REQUIRED ACTION ▸ Count the lines below that contain the word "value", and reply with only that number.

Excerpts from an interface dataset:
☆ ☆ ☆ ☆ ☆ ☆ ☆

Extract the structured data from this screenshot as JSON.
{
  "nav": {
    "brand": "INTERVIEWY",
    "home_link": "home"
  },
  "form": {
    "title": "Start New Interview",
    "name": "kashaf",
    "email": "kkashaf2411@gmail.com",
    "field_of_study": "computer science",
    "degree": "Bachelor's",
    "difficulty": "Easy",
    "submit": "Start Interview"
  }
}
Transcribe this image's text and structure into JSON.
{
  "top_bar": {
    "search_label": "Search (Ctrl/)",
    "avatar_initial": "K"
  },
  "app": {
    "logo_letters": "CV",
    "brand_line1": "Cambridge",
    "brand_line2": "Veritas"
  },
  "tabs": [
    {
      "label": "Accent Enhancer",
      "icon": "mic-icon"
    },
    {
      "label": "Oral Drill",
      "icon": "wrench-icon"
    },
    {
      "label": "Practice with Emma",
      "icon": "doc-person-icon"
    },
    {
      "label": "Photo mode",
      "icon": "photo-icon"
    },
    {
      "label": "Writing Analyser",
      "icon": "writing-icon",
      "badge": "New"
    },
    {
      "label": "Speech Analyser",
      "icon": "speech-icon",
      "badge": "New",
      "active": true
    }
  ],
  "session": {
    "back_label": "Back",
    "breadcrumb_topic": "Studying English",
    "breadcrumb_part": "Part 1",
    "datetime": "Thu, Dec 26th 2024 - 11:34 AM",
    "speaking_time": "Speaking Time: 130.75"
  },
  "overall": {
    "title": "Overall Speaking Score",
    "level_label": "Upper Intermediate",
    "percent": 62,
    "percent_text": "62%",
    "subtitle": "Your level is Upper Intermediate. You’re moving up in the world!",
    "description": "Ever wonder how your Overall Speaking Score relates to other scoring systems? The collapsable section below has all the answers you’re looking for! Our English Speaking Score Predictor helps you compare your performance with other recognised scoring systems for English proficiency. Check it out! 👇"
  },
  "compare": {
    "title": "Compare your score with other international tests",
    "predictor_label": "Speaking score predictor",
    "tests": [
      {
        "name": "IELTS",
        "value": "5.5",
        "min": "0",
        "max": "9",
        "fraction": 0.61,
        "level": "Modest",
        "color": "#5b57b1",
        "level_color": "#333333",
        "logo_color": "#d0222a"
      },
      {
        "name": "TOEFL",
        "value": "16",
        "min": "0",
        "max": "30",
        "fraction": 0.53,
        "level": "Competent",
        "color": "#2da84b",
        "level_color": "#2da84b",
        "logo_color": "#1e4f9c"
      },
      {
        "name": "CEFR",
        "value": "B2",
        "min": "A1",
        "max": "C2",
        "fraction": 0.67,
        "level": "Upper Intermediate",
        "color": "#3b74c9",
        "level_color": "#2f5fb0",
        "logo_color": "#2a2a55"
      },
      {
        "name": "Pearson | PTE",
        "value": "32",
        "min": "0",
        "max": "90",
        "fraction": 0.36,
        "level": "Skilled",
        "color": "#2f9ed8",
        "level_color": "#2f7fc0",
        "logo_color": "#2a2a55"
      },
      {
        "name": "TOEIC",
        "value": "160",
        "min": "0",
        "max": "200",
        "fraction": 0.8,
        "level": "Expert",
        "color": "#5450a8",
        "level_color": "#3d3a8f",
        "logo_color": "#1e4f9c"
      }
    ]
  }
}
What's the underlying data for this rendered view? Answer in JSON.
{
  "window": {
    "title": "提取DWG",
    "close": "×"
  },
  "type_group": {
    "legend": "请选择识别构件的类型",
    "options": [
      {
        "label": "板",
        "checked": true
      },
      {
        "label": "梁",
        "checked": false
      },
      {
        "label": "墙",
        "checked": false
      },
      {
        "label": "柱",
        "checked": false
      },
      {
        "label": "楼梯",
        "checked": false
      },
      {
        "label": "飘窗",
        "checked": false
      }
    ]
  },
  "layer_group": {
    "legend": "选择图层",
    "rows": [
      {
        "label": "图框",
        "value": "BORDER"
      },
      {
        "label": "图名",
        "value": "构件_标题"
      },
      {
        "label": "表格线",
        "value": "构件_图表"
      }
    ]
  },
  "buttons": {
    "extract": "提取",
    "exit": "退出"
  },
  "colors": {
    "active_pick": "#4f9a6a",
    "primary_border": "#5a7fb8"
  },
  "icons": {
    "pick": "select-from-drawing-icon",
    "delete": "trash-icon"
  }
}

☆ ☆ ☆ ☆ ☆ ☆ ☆

EXERCISE ANSWER ▸ 8